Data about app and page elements
------------------------

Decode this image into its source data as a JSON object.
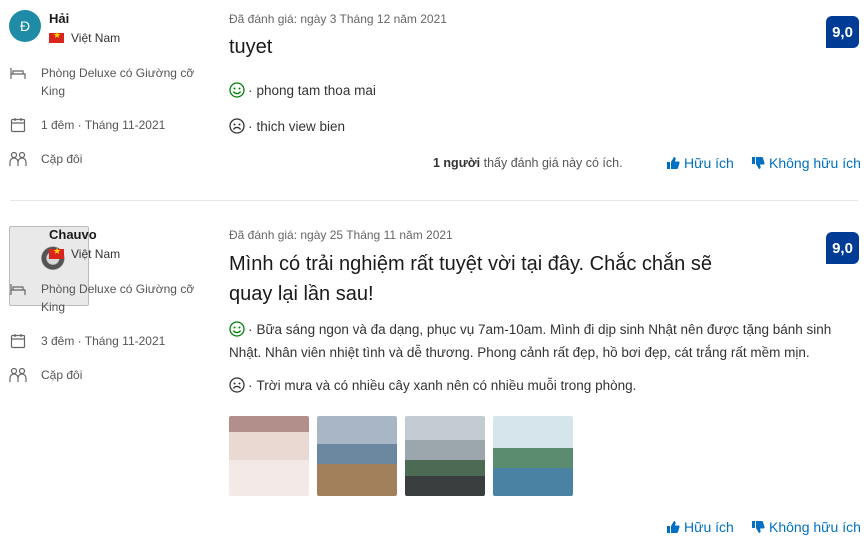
{
  "colors": {
    "score_bg": "#003b95",
    "link": "#0071c2",
    "pro_face": "#008009",
    "con_face": "#1a1a1a"
  },
  "reviews": [
    {
      "avatar_initial": "Đ",
      "name": "Hải",
      "country": "Việt Nam",
      "room": "Phòng Deluxe có Giường cỡ King",
      "stay": "1 đêm · Tháng 11-2021",
      "traveler": "Cặp đôi",
      "date": "Đã đánh giá: ngày 3 Tháng 12 năm 2021",
      "title": "tuyet",
      "score": "9,0",
      "pro": "phong tam thoa mai",
      "con": "thich view bien",
      "helpful_count": "1 người",
      "helpful_text": "thấy đánh giá này có ích.",
      "helpful_label": "Hữu ích",
      "unhelpful_label": "Không hữu ích"
    },
    {
      "name": "Chauvo",
      "country": "Việt Nam",
      "room": "Phòng Deluxe có Giường cỡ King",
      "stay": "3 đêm · Tháng 11-2021",
      "traveler": "Cặp đôi",
      "date": "Đã đánh giá: ngày 25 Tháng 11 năm 2021",
      "title": "Mình có trải nghiệm rất tuyệt vời tại đây. Chắc chắn sẽ quay lại lần sau!",
      "score": "9,0",
      "pro": "Bữa sáng ngon và đa dạng, phục vụ 7am-10am. Mình đi dịp sinh Nhật nên được tặng bánh sinh Nhật. Nhân viên nhiệt tình và dễ thương. Phong cảnh rất đẹp, hồ bơi đẹp, cát trắng rất mềm mịn.",
      "con": "Trời mưa và có nhiều cây xanh nên có nhiều muỗi trong phòng.",
      "helpful_label": "Hữu ích",
      "unhelpful_label": "Không hữu ích"
    }
  ]
}
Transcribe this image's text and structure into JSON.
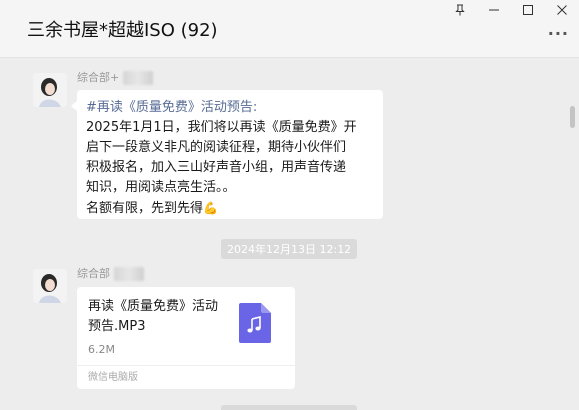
{
  "window": {
    "title": "三余书屋*超越ISO (92)",
    "controls": {
      "pin": "⊥",
      "minimize": "—",
      "maximize": "☐",
      "close": "✕"
    },
    "more": "···"
  },
  "messages": [
    {
      "sender": "综合部+",
      "lines": [
        {
          "text": "#再读《质量免费》活动预告:",
          "style": "highlight"
        },
        {
          "text": "2025年1月1日，我们将以再读《质量免费》开",
          "style": "normal"
        },
        {
          "text": "启下一段意义非凡的阅读征程，期待小伙伴们",
          "style": "normal"
        },
        {
          "text": "积极报名，加入三山好声音小组，用声音传递",
          "style": "normal"
        },
        {
          "text": "知识，用阅读点亮生活。。",
          "style": "normal"
        },
        {
          "text": "名额有限，先到先得",
          "style": "normal"
        }
      ],
      "emoji": "💪"
    }
  ],
  "timestamp": "2024年12月13日 12:12",
  "file_message": {
    "sender": "综合部",
    "file_name": "再读《质量免费》活动预告.MP3",
    "file_size": "6.2M",
    "footer": "微信电脑版"
  },
  "colors": {
    "background": "#ededed",
    "bubble": "#ffffff",
    "link": "#576b95",
    "file_icon": "#6a64e6"
  }
}
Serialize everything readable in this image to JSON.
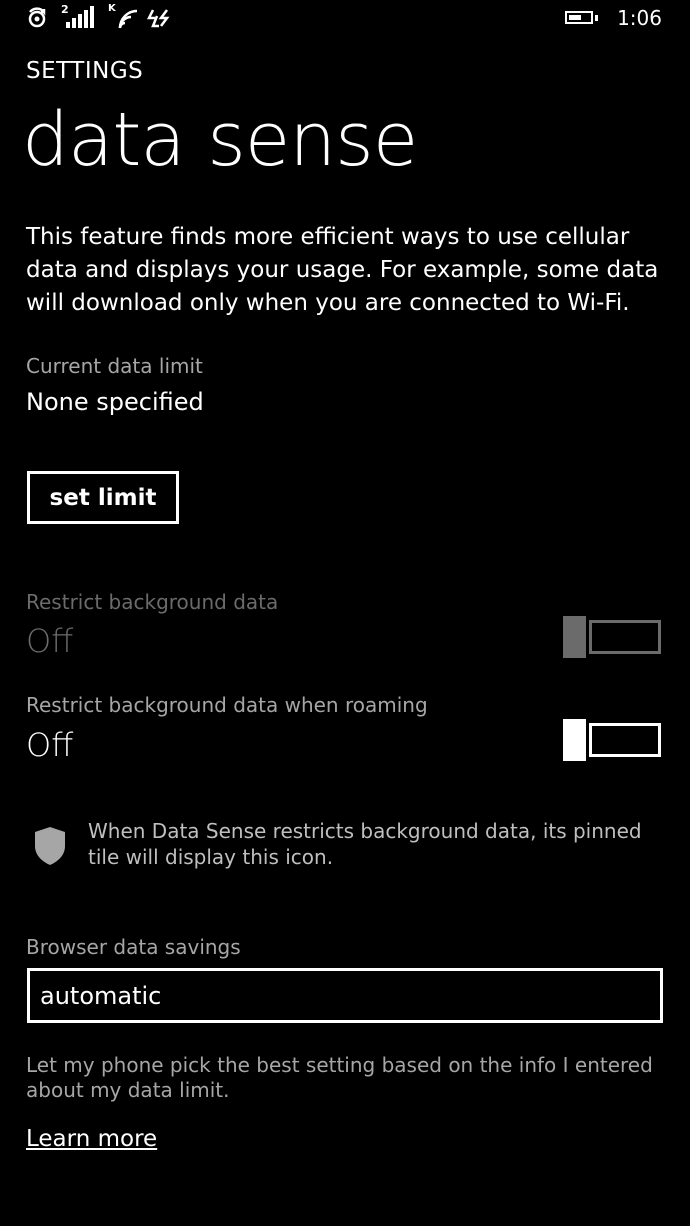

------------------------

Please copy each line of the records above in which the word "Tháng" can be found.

      "stay": "1 đêm · Tháng 11-2021",
      "date": "Đã đánh giá: ngày 3 Tháng 12 năm 2021",
      "stay": "3 đêm · Tháng 11-2021",
      "date": "Đã đánh giá: ngày 25 Tháng 11 năm 2021",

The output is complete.